One of the most distinct features of the new Google Finance site is its incorporation of Flash technology to create more dynamic stock charts than those that are currently on Yahoo Finance. Google Finance visitors can chart the daily ups and downs of a particular market just by scrolling over its name. Likewise, they can chart a stock's trajectory over one to five days, one to six months, or several years by dragging a slider, which also determines related news headlines that appear next to the charts.
Google's site is also unique for its absence of any advertising--for the moment. "Text ads are definitely a possibility when we're sure we have the right product," said Katie Jacobs Stanton, a senior product manager at Google. "Rich media is not something we're considering in the short term."
By contrast, Yahoo Finance considers its marketing partnerships an essential part of its offering. "Along with balancing our relationships with users and advertisers, the most important thing for us is making sure we're relevant to marketers," said Richard Kosinski, category head for business and finance at Yahoo. "We have to provide marketers with the best solutions, and part of that is helping them understand user behavior on our site."

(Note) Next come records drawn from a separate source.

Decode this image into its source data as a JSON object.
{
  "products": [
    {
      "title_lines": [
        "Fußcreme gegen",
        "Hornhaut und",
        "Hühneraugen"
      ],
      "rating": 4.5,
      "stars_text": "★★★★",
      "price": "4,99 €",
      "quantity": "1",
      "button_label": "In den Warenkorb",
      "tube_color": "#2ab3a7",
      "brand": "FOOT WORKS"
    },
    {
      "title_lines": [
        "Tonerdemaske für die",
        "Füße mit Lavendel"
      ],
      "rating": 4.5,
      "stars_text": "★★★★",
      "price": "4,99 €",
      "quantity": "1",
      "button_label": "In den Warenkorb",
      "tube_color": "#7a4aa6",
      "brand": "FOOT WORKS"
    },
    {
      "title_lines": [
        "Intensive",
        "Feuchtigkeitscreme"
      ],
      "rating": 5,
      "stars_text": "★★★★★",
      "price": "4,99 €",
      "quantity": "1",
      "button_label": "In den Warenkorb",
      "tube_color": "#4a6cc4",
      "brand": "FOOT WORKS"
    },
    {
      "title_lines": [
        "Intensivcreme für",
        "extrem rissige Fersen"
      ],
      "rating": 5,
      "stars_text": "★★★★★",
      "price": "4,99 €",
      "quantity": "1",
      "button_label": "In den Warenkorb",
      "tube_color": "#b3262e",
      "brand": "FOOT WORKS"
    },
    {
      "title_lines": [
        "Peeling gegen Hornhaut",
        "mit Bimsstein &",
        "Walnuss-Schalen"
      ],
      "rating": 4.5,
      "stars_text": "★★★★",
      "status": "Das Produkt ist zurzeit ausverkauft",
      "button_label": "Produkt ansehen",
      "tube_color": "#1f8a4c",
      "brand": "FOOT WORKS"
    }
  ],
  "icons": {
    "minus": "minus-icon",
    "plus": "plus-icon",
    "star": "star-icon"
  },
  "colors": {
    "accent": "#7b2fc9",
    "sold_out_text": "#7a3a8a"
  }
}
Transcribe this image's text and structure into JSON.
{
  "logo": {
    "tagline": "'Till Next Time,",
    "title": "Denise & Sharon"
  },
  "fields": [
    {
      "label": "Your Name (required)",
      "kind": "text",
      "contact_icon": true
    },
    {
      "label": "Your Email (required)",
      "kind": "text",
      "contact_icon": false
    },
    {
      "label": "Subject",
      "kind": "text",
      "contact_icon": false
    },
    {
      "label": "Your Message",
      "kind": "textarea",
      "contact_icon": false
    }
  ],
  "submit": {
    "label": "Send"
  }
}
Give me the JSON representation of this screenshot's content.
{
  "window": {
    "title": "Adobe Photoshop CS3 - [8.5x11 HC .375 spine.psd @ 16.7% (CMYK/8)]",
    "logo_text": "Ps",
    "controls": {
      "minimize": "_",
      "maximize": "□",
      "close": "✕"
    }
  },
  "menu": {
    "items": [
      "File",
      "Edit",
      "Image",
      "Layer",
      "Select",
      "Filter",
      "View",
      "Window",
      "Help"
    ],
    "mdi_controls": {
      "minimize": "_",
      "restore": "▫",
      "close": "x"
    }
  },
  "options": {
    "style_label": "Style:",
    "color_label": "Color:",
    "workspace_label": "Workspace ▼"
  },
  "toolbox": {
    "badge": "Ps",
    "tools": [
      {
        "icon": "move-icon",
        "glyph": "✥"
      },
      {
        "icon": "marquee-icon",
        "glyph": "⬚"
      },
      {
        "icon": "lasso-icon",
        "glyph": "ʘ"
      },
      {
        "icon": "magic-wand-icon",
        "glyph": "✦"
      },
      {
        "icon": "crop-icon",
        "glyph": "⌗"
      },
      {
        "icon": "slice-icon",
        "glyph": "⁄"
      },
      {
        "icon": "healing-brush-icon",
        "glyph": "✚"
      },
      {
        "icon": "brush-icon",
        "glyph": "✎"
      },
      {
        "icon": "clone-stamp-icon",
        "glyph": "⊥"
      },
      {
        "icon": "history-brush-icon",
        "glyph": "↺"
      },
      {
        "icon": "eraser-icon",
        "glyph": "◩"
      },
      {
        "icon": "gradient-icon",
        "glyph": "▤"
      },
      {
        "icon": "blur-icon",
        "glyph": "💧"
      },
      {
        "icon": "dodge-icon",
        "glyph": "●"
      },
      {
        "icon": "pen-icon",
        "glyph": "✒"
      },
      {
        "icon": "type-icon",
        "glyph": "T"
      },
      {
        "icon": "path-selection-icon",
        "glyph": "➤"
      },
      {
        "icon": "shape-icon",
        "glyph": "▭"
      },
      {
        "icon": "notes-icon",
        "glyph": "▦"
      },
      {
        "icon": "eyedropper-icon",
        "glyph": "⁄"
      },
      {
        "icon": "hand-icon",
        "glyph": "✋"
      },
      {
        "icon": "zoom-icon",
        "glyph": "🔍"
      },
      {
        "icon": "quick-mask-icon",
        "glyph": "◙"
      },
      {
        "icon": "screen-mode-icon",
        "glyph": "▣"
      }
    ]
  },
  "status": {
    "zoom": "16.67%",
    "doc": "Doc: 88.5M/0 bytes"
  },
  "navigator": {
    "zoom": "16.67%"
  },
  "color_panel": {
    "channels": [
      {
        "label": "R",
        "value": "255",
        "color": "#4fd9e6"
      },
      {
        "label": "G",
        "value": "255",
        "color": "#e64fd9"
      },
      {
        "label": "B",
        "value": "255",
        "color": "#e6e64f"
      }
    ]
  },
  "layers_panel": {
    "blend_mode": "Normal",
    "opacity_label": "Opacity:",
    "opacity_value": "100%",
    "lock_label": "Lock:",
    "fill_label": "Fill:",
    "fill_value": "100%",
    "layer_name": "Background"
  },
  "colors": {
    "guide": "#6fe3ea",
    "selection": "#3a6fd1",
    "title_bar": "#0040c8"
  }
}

Google also offers users the ability to search for stock quotes either by a company's name or ticker symbol, while Yahoo requires users to use the ticker symbol. Google Finance users also have access to information on privately held companies, as well as blog posts from Blog Search and Google Group posts.
"We consider the inclusion of blog posts to be a major added value for readers, helping them to understand why stocks are performing the way they are," said Google's Stanton.
Google Finance is licensing company summaries, excerpts from financial reports, and management lists from Reuters, Hoover's, and Morningstar, among other source companies. But, contrary to various media reports on Tuesday, this is not the first time that Google has licensed content, Stanton said.